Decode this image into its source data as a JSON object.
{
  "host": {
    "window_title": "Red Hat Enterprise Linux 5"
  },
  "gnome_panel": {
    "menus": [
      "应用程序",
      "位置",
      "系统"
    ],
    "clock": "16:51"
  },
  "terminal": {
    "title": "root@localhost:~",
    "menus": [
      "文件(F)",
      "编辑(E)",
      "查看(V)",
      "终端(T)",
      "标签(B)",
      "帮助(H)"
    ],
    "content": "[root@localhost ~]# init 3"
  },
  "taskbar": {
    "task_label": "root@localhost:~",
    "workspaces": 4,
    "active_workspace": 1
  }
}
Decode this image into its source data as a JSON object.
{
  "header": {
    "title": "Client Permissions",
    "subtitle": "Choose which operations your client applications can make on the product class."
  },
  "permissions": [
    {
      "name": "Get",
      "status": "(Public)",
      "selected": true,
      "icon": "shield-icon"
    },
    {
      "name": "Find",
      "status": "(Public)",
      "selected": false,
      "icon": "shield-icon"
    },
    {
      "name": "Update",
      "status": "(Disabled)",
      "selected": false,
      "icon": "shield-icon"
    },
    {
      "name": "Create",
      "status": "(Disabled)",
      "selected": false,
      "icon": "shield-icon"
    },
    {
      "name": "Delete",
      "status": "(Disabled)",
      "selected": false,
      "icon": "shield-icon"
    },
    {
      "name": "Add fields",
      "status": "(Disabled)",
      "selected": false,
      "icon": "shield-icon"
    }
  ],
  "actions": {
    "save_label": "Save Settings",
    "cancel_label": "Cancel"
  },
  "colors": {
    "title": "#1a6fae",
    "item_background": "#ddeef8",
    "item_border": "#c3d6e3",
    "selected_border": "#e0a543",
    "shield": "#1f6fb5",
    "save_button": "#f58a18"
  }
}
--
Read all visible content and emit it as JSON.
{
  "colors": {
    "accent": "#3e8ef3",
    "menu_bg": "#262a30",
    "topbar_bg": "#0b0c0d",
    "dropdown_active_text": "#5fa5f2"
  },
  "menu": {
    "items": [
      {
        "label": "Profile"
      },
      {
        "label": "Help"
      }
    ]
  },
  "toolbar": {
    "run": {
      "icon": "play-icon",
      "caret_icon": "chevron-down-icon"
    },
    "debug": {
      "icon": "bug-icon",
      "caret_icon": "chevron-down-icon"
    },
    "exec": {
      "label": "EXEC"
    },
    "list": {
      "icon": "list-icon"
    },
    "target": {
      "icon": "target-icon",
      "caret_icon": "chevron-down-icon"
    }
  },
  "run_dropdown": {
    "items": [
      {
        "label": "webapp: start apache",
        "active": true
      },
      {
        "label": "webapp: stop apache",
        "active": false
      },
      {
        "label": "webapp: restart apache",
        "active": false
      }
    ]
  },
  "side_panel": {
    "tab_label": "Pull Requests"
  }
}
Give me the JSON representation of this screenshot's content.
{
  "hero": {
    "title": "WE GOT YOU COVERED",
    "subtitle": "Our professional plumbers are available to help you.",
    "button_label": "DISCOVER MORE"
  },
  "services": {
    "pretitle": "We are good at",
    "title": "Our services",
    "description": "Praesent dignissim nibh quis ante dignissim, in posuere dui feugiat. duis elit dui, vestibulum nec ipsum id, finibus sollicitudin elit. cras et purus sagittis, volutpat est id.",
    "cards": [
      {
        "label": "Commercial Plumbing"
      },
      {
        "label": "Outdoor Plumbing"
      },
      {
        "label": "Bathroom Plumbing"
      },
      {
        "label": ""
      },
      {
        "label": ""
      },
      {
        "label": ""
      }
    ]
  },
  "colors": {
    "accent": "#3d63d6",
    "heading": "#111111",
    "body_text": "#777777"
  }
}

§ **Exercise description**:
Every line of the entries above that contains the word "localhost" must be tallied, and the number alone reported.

§ **Exercise result**:
3